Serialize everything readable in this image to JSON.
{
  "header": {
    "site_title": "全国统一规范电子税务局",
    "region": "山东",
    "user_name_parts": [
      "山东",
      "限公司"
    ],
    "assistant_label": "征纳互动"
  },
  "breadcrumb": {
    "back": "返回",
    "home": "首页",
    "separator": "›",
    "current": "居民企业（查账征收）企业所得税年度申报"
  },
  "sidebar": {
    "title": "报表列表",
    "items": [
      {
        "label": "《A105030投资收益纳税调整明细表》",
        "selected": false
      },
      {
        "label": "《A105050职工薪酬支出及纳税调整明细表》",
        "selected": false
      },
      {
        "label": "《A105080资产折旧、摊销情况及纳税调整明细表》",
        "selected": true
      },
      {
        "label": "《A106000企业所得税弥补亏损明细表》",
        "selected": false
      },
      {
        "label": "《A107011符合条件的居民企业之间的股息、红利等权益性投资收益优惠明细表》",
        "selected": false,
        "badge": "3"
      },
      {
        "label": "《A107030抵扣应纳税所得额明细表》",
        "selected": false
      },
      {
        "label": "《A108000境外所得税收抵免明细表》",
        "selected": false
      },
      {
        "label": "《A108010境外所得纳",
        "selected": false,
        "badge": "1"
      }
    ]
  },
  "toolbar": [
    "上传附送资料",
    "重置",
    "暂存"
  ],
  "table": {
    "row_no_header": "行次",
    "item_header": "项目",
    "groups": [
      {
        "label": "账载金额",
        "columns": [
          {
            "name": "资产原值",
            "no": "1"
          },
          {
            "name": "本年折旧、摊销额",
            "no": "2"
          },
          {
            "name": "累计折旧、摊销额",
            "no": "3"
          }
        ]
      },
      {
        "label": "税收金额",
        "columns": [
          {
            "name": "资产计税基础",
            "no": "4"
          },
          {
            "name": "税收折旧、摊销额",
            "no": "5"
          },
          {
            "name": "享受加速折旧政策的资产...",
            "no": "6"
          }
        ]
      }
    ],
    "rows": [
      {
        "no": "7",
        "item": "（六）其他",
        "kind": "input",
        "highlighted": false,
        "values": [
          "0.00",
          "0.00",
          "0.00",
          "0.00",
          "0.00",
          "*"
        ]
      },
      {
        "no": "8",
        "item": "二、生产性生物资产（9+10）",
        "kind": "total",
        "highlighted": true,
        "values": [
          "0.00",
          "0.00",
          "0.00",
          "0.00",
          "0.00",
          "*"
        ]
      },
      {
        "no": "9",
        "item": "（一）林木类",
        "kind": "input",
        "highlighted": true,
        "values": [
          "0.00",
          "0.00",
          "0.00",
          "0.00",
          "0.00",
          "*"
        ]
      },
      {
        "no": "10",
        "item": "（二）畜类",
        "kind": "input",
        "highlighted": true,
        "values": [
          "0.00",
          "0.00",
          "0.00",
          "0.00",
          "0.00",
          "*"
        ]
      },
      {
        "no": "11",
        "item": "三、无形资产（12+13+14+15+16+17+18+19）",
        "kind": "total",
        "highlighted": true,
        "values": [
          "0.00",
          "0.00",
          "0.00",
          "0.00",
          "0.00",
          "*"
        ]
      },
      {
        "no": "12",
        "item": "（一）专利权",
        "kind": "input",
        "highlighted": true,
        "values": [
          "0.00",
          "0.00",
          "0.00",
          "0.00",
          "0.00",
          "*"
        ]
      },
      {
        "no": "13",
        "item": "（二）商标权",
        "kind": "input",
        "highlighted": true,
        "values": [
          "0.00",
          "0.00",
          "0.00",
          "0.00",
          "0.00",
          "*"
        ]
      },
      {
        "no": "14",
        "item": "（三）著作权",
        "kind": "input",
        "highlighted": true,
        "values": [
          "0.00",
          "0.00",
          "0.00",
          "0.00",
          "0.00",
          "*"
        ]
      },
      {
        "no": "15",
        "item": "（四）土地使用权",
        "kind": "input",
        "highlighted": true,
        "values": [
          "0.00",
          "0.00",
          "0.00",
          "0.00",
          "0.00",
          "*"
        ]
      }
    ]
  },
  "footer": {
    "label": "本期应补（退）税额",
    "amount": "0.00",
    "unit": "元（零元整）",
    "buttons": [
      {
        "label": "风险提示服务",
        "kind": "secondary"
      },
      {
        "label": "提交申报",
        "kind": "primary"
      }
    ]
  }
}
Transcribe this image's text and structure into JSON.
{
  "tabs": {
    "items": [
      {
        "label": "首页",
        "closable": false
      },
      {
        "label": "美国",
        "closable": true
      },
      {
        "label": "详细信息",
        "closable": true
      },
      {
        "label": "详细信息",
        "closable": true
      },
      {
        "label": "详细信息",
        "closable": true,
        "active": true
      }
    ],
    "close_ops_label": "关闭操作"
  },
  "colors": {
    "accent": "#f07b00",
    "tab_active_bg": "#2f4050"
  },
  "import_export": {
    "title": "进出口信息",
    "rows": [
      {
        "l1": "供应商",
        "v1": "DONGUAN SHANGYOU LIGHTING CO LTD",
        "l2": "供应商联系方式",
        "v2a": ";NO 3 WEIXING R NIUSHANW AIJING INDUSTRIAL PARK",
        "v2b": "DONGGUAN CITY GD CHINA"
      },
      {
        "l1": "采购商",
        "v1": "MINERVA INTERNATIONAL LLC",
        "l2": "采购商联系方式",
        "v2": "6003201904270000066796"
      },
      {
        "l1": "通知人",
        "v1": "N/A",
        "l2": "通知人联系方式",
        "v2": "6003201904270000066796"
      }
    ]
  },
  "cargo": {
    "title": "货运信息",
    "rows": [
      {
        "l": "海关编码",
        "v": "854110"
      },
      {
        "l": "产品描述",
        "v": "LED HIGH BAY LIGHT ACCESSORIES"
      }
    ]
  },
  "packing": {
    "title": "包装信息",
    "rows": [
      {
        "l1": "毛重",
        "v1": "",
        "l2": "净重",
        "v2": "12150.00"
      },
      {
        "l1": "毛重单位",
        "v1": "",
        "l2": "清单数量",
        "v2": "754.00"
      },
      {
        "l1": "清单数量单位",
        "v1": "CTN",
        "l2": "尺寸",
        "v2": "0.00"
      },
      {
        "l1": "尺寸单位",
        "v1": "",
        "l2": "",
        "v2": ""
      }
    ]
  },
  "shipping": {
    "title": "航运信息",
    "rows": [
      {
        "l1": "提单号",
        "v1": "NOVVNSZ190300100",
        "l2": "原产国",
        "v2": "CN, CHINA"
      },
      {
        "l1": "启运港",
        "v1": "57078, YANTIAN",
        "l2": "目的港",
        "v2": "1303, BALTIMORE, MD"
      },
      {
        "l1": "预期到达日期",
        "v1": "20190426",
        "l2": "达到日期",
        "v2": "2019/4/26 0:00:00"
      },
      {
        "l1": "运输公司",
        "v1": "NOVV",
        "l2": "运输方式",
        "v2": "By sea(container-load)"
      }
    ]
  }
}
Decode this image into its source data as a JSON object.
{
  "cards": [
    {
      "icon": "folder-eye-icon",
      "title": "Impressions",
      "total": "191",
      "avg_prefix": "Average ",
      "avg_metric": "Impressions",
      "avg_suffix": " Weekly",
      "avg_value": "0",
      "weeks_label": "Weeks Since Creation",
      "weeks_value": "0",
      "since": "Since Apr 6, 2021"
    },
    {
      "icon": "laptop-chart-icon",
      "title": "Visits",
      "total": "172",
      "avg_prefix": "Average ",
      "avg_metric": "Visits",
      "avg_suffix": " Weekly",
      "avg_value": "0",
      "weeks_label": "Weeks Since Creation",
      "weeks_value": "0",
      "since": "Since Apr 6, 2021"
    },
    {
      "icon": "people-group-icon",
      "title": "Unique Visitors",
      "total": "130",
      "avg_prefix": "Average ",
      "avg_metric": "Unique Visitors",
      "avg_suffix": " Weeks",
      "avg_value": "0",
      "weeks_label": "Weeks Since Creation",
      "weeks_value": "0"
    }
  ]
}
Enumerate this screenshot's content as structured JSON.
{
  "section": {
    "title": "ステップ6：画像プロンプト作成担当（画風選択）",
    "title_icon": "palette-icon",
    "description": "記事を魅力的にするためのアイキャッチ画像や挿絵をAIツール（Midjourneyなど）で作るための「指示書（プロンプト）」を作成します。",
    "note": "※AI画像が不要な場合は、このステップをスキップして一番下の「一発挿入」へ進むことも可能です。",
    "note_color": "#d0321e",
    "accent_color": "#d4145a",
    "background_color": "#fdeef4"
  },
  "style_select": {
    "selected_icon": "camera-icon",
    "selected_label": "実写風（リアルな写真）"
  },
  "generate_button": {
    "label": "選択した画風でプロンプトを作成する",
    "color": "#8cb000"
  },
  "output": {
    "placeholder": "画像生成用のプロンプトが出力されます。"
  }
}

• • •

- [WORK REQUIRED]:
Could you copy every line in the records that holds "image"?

- [TASK OUTPUT]:
Serialize everything readable in this image to JSON.
Transcribe this image's text and structure into JSON.
Decode this image into its source data as a JSON object.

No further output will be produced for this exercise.